[Data about app and page elements]
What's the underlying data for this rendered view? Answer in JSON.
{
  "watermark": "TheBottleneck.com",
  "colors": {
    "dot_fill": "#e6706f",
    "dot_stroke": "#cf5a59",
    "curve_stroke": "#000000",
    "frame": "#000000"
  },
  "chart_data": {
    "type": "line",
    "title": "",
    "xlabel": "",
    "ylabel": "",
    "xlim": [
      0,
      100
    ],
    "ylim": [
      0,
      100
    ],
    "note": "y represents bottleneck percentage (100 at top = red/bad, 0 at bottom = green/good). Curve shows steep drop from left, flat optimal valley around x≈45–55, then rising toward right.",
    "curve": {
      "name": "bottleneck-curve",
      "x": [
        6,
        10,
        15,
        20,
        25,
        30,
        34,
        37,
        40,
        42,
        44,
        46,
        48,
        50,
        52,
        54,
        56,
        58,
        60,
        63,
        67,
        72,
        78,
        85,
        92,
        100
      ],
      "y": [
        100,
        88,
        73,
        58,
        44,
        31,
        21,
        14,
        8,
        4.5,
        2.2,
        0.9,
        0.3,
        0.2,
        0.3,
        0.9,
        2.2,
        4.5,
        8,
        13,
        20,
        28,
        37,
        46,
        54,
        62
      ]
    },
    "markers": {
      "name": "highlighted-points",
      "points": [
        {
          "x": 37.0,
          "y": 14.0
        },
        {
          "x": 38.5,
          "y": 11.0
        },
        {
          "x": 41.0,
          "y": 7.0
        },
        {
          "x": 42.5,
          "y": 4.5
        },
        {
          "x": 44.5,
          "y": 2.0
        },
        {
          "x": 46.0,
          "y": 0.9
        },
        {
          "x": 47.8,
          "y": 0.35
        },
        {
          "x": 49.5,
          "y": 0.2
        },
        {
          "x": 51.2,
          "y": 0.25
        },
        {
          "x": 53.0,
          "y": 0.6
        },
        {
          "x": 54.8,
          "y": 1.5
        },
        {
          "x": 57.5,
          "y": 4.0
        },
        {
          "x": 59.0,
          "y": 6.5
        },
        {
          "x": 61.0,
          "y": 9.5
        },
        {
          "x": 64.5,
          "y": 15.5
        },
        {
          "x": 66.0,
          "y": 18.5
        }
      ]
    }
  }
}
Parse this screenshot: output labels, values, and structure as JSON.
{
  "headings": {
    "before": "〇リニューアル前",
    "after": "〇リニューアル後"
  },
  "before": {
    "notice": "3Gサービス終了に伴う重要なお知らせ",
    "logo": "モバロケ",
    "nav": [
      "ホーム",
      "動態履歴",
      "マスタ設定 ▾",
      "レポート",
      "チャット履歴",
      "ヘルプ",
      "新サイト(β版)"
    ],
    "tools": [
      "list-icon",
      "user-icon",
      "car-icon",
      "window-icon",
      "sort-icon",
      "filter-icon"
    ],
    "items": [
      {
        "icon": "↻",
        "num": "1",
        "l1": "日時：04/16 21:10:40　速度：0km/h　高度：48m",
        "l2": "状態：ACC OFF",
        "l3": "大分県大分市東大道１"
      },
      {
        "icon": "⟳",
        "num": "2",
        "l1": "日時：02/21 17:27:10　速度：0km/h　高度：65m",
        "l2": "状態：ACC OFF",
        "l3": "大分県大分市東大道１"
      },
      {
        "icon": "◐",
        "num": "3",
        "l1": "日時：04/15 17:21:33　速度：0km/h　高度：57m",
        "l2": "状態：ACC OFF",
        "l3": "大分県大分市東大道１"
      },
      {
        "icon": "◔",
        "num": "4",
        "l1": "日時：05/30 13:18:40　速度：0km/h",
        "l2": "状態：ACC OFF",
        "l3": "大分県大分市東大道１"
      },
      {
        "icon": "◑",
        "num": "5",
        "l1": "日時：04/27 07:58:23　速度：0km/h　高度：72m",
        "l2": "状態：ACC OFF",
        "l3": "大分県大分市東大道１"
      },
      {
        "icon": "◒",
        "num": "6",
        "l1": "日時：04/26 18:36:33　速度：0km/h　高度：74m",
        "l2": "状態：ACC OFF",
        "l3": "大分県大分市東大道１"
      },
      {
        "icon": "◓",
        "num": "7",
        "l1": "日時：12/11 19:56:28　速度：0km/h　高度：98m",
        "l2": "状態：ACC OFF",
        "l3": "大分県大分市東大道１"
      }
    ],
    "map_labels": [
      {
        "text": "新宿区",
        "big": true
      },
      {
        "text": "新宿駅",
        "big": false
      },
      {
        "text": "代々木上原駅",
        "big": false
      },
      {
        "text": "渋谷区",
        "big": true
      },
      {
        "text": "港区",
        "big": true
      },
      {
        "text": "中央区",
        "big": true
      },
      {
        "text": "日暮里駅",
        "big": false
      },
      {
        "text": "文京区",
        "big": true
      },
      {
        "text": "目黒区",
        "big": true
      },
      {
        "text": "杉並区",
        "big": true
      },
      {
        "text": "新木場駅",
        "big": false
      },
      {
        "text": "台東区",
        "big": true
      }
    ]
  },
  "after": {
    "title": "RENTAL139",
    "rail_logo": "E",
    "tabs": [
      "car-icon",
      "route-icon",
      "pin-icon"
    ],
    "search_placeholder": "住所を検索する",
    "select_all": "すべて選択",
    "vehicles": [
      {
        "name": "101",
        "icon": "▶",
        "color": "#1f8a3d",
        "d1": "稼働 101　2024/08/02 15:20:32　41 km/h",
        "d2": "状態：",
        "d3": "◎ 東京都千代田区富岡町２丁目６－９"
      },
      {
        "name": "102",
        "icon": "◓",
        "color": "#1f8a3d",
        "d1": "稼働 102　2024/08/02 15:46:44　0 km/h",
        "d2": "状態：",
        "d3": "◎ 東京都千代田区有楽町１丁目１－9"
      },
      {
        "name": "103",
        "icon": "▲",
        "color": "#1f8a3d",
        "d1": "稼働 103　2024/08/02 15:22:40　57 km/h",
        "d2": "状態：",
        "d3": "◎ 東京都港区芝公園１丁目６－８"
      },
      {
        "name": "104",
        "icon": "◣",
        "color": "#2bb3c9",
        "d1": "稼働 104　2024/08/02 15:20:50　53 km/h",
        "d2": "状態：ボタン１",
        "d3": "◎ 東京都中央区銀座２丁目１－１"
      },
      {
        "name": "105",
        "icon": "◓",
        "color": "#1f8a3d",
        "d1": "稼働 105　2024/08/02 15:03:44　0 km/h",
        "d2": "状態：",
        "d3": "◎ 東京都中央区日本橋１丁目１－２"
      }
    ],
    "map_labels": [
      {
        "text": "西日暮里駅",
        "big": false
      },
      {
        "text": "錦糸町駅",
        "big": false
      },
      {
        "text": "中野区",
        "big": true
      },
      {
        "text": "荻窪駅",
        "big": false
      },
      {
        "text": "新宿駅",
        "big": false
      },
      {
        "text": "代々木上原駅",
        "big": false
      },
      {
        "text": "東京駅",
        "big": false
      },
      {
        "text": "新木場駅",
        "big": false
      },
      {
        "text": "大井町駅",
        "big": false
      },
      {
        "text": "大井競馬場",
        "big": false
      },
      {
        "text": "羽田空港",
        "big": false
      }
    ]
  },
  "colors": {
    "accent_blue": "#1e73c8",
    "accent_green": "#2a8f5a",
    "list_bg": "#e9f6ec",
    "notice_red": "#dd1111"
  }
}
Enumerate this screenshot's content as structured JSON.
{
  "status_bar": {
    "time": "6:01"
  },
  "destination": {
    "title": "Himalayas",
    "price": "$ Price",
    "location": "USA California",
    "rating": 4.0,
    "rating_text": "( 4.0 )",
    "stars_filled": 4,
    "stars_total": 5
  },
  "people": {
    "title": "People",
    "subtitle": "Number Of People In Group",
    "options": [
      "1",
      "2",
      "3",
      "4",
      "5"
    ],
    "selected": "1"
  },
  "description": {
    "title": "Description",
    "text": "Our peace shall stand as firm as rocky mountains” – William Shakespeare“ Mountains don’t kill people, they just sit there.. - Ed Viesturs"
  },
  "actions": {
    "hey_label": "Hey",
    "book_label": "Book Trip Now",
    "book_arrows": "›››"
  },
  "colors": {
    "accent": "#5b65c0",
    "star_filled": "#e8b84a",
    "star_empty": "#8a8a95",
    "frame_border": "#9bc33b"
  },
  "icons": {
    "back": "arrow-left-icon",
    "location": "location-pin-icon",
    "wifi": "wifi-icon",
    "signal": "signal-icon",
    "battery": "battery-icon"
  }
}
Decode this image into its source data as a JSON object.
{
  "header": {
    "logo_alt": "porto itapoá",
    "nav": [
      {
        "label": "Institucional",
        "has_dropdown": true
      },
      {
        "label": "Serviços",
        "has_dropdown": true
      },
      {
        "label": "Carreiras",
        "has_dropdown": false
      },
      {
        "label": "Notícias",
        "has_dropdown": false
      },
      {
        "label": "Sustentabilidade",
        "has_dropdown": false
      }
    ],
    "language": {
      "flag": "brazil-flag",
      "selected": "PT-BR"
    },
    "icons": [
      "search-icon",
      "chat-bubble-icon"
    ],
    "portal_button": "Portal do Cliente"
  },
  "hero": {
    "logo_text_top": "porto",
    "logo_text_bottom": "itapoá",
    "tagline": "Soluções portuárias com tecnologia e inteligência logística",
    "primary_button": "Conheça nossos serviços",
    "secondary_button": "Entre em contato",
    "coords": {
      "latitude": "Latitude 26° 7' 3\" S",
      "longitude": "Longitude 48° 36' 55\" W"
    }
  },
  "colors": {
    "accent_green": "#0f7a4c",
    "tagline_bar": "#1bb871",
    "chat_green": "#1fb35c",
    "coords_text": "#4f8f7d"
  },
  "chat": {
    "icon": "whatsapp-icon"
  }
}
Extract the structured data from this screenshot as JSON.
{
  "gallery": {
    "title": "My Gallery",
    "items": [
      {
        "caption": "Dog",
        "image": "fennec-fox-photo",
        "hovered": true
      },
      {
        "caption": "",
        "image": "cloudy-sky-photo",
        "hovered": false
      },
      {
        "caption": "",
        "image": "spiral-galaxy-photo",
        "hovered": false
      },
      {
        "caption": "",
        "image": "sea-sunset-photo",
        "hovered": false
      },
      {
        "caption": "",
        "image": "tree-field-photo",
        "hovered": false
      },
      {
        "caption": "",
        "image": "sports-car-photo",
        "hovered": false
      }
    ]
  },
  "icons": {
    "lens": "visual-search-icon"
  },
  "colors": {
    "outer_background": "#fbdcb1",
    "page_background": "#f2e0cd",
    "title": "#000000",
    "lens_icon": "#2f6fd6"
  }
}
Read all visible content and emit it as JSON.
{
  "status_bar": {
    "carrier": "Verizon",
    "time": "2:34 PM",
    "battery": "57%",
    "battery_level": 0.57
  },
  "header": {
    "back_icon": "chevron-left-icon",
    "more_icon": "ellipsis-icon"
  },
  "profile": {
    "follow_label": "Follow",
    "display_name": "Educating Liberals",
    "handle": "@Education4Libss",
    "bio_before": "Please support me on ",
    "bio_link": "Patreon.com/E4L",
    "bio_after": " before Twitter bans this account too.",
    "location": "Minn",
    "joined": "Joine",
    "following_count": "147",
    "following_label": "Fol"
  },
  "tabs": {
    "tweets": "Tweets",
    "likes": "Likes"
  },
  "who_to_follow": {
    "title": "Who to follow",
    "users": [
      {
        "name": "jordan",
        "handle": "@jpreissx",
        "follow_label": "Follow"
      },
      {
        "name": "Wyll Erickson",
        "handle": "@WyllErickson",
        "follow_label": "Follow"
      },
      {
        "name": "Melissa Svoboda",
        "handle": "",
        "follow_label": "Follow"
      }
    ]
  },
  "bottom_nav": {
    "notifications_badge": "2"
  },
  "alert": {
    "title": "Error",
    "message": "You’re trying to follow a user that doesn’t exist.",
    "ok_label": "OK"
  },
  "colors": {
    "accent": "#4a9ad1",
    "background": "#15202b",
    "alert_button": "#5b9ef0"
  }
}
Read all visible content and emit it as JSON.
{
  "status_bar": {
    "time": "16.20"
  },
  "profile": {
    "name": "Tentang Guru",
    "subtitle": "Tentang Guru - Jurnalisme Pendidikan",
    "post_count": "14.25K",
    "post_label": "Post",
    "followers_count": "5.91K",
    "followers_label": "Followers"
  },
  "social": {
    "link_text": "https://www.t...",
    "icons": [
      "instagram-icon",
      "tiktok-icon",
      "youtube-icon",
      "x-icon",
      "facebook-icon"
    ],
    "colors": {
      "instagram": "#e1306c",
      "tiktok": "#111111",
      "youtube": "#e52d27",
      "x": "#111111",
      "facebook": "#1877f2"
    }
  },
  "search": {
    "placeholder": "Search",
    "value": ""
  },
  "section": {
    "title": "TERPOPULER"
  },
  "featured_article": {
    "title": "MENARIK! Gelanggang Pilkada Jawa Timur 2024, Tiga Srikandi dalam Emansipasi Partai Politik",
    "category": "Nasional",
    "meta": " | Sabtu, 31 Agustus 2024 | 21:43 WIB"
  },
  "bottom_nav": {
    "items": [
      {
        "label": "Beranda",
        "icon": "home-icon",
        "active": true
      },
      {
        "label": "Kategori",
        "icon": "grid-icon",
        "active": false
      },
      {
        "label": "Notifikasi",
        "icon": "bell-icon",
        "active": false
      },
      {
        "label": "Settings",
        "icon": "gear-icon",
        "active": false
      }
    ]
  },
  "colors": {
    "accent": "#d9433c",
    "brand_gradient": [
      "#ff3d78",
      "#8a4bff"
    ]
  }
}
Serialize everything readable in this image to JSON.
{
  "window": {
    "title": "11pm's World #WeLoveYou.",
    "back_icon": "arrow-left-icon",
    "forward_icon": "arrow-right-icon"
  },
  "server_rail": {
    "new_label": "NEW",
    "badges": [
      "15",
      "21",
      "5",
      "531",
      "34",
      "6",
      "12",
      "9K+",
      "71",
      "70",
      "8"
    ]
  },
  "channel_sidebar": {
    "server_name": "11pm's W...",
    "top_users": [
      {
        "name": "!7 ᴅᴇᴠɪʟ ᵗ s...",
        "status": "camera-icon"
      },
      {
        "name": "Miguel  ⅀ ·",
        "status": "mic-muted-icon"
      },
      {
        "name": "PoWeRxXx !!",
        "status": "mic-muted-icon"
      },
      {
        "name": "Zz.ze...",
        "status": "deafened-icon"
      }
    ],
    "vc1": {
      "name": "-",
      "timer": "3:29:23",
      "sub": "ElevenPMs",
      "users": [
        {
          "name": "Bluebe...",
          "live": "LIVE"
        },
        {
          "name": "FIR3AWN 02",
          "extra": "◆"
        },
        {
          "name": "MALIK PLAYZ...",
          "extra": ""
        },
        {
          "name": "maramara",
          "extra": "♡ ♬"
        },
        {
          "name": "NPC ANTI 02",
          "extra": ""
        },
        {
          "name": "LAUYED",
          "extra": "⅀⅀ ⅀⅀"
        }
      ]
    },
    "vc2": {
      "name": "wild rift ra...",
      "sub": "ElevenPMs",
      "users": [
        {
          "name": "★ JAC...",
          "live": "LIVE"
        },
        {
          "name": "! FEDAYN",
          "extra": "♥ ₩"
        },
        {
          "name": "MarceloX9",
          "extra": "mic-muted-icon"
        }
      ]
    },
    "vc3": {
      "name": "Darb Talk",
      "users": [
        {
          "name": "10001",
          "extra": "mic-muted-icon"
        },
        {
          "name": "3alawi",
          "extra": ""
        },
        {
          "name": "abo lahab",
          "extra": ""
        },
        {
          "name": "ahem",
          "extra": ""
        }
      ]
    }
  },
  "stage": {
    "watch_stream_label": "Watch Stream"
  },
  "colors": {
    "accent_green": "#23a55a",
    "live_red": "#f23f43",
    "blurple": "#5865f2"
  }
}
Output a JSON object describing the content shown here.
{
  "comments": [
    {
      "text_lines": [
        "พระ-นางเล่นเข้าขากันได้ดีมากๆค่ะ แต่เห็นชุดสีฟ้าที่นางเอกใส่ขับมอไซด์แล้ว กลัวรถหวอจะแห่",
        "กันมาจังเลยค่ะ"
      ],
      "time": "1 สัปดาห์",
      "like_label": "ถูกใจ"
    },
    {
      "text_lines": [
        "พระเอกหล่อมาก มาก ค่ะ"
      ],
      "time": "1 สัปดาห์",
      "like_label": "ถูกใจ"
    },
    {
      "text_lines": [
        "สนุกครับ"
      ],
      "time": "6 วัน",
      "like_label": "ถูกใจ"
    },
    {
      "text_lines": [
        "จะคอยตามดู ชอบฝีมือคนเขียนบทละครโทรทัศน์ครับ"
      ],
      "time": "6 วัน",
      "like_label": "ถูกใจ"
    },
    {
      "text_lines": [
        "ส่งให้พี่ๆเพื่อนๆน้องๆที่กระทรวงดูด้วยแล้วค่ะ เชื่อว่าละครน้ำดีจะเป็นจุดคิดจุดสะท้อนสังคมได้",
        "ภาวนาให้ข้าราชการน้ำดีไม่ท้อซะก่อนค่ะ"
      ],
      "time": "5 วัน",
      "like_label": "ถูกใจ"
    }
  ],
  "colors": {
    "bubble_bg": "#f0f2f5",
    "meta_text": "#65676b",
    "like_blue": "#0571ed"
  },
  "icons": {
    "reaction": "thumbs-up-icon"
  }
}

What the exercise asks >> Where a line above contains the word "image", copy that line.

Exercise solution >>
Decode this image into its source data as a JSON object.
        "image": "fennec-fox-photo",
        "image": "cloudy-sky-photo",
        "image": "spiral-galaxy-photo",
        "image": "sea-sunset-photo",
        "image": "tree-field-photo",
        "image": "sports-car-photo",
Serialize everything readable in this image to JSON.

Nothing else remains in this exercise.